Task goal » Gather all lines with "outline" from the records.

Data »
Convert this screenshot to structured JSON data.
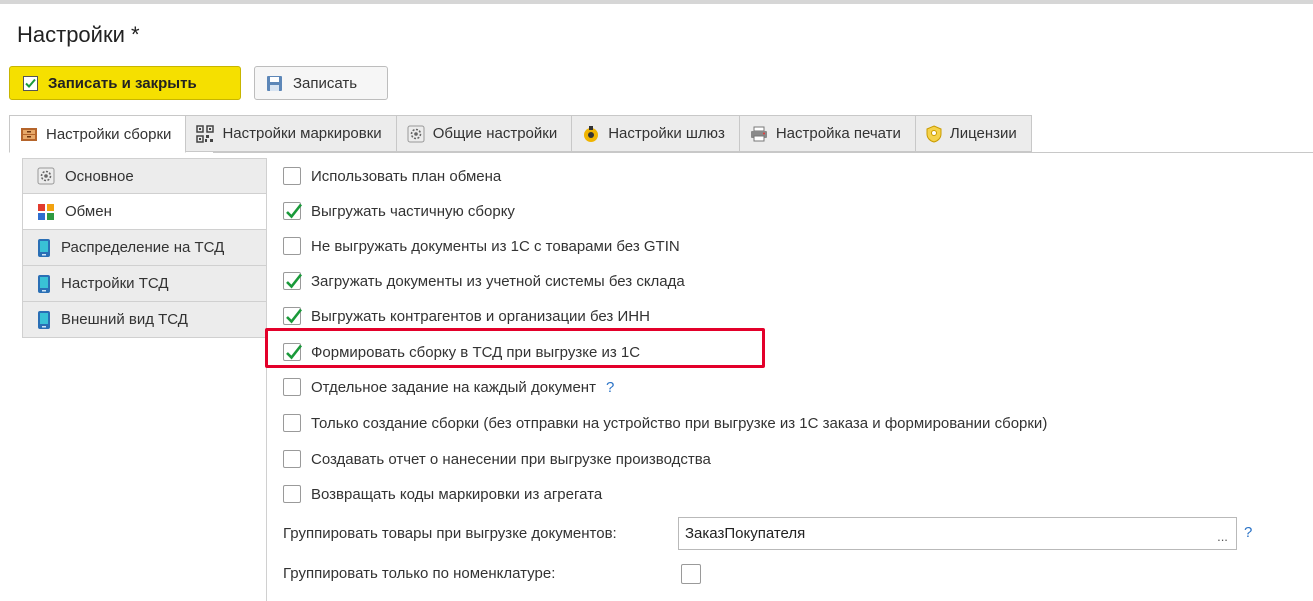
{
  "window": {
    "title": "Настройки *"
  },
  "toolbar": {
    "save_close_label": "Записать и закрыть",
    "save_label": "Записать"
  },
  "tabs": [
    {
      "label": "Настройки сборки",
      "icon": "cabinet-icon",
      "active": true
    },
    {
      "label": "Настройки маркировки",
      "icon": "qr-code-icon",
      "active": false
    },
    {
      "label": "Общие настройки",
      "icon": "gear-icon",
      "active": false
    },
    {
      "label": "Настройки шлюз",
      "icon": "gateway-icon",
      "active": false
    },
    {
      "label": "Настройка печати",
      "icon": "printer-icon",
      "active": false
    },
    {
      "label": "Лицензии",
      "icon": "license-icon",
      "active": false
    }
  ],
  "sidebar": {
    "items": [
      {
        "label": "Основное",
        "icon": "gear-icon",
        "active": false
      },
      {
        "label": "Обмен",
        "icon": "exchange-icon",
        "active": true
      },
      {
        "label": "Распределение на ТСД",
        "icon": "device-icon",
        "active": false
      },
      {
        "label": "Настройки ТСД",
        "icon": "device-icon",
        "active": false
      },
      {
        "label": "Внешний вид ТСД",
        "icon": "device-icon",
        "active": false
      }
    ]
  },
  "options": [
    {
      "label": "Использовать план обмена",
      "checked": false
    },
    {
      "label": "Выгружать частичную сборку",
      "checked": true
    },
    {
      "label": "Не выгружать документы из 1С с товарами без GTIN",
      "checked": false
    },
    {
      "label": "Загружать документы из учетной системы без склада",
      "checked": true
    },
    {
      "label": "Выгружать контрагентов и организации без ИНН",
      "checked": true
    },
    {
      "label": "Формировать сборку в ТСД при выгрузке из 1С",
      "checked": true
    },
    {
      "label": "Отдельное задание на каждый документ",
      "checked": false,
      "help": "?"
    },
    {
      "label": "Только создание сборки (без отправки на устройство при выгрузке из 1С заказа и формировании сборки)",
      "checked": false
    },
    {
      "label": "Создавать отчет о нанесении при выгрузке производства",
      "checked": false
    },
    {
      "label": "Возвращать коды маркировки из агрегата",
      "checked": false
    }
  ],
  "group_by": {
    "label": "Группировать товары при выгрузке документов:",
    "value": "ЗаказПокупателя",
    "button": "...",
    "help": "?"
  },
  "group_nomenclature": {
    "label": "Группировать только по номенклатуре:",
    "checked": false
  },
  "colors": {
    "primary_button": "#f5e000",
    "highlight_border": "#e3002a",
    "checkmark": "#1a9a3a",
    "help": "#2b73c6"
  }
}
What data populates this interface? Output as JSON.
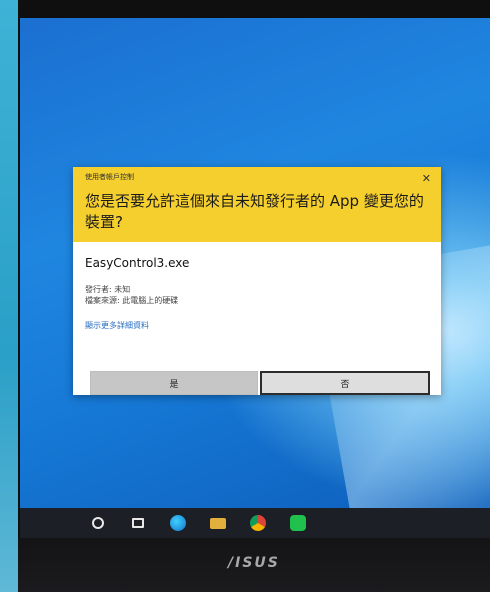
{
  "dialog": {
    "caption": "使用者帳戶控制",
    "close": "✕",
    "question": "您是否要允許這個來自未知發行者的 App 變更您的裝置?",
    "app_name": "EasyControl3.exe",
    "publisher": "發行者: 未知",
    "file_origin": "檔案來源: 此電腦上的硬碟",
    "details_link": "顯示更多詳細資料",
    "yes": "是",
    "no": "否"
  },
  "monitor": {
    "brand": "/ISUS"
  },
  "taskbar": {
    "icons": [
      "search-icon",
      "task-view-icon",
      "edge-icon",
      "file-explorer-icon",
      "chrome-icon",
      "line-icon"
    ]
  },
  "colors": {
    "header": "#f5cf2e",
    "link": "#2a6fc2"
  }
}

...

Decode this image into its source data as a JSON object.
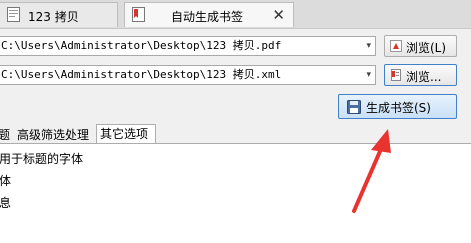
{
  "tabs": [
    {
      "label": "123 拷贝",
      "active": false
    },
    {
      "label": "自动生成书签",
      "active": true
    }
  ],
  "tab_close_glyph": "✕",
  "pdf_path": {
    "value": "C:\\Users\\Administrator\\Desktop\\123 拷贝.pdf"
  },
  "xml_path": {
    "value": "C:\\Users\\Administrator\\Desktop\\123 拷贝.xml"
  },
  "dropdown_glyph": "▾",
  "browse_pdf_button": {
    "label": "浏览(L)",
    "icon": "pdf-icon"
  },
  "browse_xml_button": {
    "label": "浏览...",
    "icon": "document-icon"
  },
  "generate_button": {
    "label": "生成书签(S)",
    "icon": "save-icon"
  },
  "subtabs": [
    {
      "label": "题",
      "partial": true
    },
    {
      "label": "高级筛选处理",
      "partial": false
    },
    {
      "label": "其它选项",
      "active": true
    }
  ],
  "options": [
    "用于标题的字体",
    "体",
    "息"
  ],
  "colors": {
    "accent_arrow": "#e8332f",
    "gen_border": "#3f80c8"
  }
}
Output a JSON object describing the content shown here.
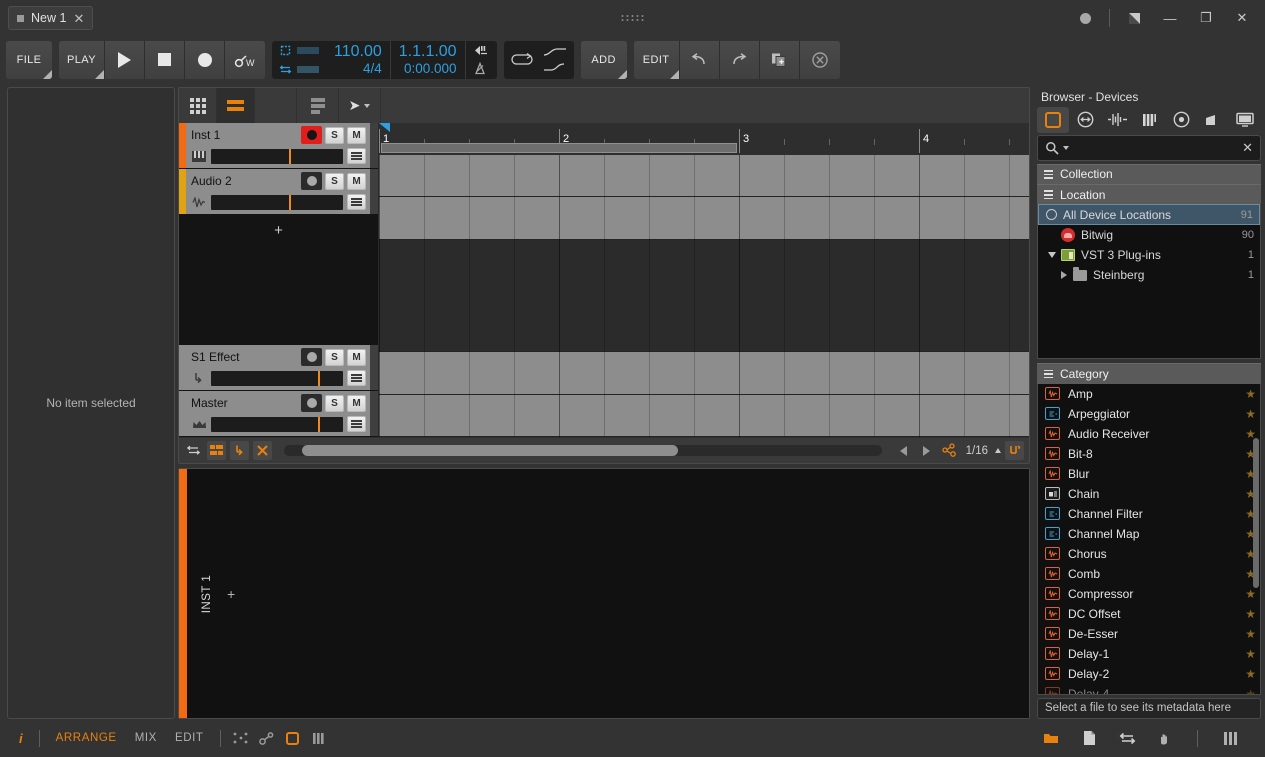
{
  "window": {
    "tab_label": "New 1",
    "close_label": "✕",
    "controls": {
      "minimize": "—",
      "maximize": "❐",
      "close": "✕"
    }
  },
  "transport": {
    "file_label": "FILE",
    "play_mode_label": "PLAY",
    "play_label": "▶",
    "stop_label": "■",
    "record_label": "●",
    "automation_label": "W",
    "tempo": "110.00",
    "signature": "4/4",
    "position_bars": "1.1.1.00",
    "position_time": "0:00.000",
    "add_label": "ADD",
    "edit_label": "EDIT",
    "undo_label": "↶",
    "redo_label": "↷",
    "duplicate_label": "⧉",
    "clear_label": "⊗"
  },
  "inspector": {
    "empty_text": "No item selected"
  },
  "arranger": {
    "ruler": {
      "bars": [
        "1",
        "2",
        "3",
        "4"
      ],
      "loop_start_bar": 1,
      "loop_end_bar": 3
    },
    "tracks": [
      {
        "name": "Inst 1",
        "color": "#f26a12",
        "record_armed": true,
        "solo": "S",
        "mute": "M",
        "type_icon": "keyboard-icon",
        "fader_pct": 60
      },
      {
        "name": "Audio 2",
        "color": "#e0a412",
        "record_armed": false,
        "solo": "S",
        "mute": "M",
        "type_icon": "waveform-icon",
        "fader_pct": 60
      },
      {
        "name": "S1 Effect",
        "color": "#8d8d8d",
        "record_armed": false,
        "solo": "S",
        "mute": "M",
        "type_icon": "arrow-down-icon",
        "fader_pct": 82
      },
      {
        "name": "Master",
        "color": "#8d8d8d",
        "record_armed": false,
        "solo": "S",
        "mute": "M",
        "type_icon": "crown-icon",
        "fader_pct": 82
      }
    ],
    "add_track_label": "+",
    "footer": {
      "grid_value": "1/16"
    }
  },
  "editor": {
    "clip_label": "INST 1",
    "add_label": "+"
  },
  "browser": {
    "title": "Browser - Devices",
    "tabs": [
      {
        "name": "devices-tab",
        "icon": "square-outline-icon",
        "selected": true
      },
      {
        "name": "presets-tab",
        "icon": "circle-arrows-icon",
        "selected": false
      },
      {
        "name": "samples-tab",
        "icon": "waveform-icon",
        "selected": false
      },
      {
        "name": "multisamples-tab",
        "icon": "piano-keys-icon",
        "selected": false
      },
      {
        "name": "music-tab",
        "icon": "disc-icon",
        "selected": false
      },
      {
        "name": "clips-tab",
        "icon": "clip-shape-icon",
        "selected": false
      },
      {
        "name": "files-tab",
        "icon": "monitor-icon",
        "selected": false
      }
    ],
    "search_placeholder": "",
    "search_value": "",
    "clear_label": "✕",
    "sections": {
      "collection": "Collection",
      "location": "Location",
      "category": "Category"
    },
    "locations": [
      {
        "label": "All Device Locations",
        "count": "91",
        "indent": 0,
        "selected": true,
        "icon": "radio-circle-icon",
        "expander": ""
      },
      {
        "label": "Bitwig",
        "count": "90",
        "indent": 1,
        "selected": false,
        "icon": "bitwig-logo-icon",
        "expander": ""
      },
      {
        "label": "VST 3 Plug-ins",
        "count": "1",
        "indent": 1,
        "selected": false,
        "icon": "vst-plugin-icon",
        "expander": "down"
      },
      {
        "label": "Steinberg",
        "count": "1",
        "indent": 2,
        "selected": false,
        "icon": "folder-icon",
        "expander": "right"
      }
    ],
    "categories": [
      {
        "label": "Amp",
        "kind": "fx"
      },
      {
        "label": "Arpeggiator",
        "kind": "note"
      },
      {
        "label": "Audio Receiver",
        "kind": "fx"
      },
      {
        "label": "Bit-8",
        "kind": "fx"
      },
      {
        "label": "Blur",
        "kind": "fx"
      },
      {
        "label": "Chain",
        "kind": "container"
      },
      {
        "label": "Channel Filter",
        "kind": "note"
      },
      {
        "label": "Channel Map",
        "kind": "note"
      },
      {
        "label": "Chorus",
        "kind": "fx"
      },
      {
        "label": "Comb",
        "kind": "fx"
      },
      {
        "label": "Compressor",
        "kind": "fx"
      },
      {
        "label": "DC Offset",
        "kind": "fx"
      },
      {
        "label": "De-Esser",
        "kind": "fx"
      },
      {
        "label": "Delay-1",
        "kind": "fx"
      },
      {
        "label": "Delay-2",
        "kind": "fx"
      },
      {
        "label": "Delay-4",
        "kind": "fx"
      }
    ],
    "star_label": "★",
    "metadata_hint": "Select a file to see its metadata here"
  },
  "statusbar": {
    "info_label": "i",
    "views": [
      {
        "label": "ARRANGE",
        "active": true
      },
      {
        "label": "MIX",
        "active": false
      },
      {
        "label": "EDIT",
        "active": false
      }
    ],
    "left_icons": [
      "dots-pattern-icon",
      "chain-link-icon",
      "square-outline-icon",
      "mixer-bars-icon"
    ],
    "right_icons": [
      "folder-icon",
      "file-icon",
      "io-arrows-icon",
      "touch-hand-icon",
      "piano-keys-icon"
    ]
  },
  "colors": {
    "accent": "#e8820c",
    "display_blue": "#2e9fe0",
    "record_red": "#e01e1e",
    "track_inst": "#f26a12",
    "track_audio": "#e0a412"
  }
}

Solved exercise »
        "icon": "square-outline-icon",
      "square-outline-icon",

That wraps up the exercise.